START Source data

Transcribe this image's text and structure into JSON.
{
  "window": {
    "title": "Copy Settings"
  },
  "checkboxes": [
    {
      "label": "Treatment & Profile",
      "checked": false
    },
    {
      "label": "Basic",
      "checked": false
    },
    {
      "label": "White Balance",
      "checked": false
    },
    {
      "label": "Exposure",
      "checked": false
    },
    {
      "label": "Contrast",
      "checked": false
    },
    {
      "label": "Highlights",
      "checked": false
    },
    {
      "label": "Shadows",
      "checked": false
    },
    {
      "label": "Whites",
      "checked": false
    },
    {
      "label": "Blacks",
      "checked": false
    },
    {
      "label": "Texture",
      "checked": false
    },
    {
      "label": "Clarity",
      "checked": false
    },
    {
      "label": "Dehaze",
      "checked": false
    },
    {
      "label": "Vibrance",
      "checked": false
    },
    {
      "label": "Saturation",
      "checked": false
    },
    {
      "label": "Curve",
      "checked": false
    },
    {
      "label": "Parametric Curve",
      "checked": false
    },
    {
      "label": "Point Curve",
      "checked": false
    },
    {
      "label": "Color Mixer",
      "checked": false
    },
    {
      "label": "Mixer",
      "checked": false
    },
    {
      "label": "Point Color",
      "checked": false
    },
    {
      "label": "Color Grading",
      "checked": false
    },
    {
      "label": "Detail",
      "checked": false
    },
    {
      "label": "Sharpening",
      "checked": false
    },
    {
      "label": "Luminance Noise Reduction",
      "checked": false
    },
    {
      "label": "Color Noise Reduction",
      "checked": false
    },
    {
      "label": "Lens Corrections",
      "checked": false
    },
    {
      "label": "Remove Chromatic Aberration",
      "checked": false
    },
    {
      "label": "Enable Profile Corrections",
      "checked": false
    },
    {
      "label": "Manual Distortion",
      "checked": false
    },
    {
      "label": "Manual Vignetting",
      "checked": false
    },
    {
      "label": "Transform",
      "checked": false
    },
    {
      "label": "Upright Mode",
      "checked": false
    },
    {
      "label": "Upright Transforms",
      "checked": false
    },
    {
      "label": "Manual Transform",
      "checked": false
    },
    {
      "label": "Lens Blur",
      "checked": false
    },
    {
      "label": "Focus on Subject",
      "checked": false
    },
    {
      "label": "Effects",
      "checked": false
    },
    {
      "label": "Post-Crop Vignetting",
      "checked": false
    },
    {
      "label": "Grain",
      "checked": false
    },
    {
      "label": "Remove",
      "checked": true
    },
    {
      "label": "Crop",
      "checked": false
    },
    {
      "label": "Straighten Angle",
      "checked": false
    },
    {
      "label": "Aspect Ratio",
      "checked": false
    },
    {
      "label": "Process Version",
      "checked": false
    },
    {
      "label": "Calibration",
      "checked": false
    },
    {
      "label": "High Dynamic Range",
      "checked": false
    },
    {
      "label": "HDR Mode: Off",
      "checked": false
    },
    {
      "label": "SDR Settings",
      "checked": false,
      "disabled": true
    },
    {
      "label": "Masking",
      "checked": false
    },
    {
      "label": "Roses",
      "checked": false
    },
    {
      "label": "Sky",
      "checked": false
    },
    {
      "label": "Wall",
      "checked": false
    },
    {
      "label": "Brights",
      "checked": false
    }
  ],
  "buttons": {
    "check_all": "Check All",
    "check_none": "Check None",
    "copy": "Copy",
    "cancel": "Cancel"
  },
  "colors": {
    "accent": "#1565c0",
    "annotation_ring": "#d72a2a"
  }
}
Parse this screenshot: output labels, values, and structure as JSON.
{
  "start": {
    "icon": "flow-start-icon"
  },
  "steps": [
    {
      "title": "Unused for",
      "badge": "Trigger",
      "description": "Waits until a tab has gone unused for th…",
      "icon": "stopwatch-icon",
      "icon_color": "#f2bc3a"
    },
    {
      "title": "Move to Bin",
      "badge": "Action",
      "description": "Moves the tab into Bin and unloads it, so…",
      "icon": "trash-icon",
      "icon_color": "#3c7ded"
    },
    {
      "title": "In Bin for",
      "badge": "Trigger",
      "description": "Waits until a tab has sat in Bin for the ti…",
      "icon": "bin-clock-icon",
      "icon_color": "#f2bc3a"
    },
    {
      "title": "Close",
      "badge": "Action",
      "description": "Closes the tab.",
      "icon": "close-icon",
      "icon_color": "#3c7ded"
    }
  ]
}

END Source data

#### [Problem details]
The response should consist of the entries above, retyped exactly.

#### [Answer space]
Transcribe this image's text and structure into JSON.
{
  "window": {
    "title": "Copy Settings"
  },
  "checkboxes": [
    {
      "label": "Treatment & Profile",
      "checked": false
    },
    {
      "label": "Basic",
      "checked": false
    },
    {
      "label": "White Balance",
      "checked": false
    },
    {
      "label": "Exposure",
      "checked": false
    },
    {
      "label": "Contrast",
      "checked": false
    },
    {
      "label": "Highlights",
      "checked": false
    },
    {
      "label": "Shadows",
      "checked": false
    },
    {
      "label": "Whites",
      "checked": false
    },
    {
      "label": "Blacks",
      "checked": false
    },
    {
      "label": "Texture",
      "checked": false
    },
    {
      "label": "Clarity",
      "checked": false
    },
    {
      "label": "Dehaze",
      "checked": false
    },
    {
      "label": "Vibrance",
      "checked": false
    },
    {
      "label": "Saturation",
      "checked": false
    },
    {
      "label": "Curve",
      "checked": false
    },
    {
      "label": "Parametric Curve",
      "checked": false
    },
    {
      "label": "Point Curve",
      "checked": false
    },
    {
      "label": "Color Mixer",
      "checked": false
    },
    {
      "label": "Mixer",
      "checked": false
    },
    {
      "label": "Point Color",
      "checked": false
    },
    {
      "label": "Color Grading",
      "checked": false
    },
    {
      "label": "Detail",
      "checked": false
    },
    {
      "label": "Sharpening",
      "checked": false
    },
    {
      "label": "Luminance Noise Reduction",
      "checked": false
    },
    {
      "label": "Color Noise Reduction",
      "checked": false
    },
    {
      "label": "Lens Corrections",
      "checked": false
    },
    {
      "label": "Remove Chromatic Aberration",
      "checked": false
    },
    {
      "label": "Enable Profile Corrections",
      "checked": false
    },
    {
      "label": "Manual Distortion",
      "checked": false
    },
    {
      "label": "Manual Vignetting",
      "checked": false
    },
    {
      "label": "Transform",
      "checked": false
    },
    {
      "label": "Upright Mode",
      "checked": false
    },
    {
      "label": "Upright Transforms",
      "checked": false
    },
    {
      "label": "Manual Transform",
      "checked": false
    },
    {
      "label": "Lens Blur",
      "checked": false
    },
    {
      "label": "Focus on Subject",
      "checked": false
    },
    {
      "label": "Effects",
      "checked": false
    },
    {
      "label": "Post-Crop Vignetting",
      "checked": false
    },
    {
      "label": "Grain",
      "checked": false
    },
    {
      "label": "Remove",
      "checked": true
    },
    {
      "label": "Crop",
      "checked": false
    },
    {
      "label": "Straighten Angle",
      "checked": false
    },
    {
      "label": "Aspect Ratio",
      "checked": false
    },
    {
      "label": "Process Version",
      "checked": false
    },
    {
      "label": "Calibration",
      "checked": false
    },
    {
      "label": "High Dynamic Range",
      "checked": false
    },
    {
      "label": "HDR Mode: Off",
      "checked": false
    },
    {
      "label": "SDR Settings",
      "checked": false,
      "disabled": true
    },
    {
      "label": "Masking",
      "checked": false
    },
    {
      "label": "Roses",
      "checked": false
    },
    {
      "label": "Sky",
      "checked": false
    },
    {
      "label": "Wall",
      "checked": false
    },
    {
      "label": "Brights",
      "checked": false
    }
  ],
  "buttons": {
    "check_all": "Check All",
    "check_none": "Check None",
    "copy": "Copy",
    "cancel": "Cancel"
  },
  "colors": {
    "accent": "#1565c0",
    "annotation_ring": "#d72a2a"
  }
}
Parse this screenshot: output labels, values, and structure as JSON.
{
  "start": {
    "icon": "flow-start-icon"
  },
  "steps": [
    {
      "title": "Unused for",
      "badge": "Trigger",
      "description": "Waits until a tab has gone unused for th…",
      "icon": "stopwatch-icon",
      "icon_color": "#f2bc3a"
    },
    {
      "title": "Move to Bin",
      "badge": "Action",
      "description": "Moves the tab into Bin and unloads it, so…",
      "icon": "trash-icon",
      "icon_color": "#3c7ded"
    },
    {
      "title": "In Bin for",
      "badge": "Trigger",
      "description": "Waits until a tab has sat in Bin for the ti…",
      "icon": "bin-clock-icon",
      "icon_color": "#f2bc3a"
    },
    {
      "title": "Close",
      "badge": "Action",
      "description": "Closes the tab.",
      "icon": "close-icon",
      "icon_color": "#3c7ded"
    }
  ]
}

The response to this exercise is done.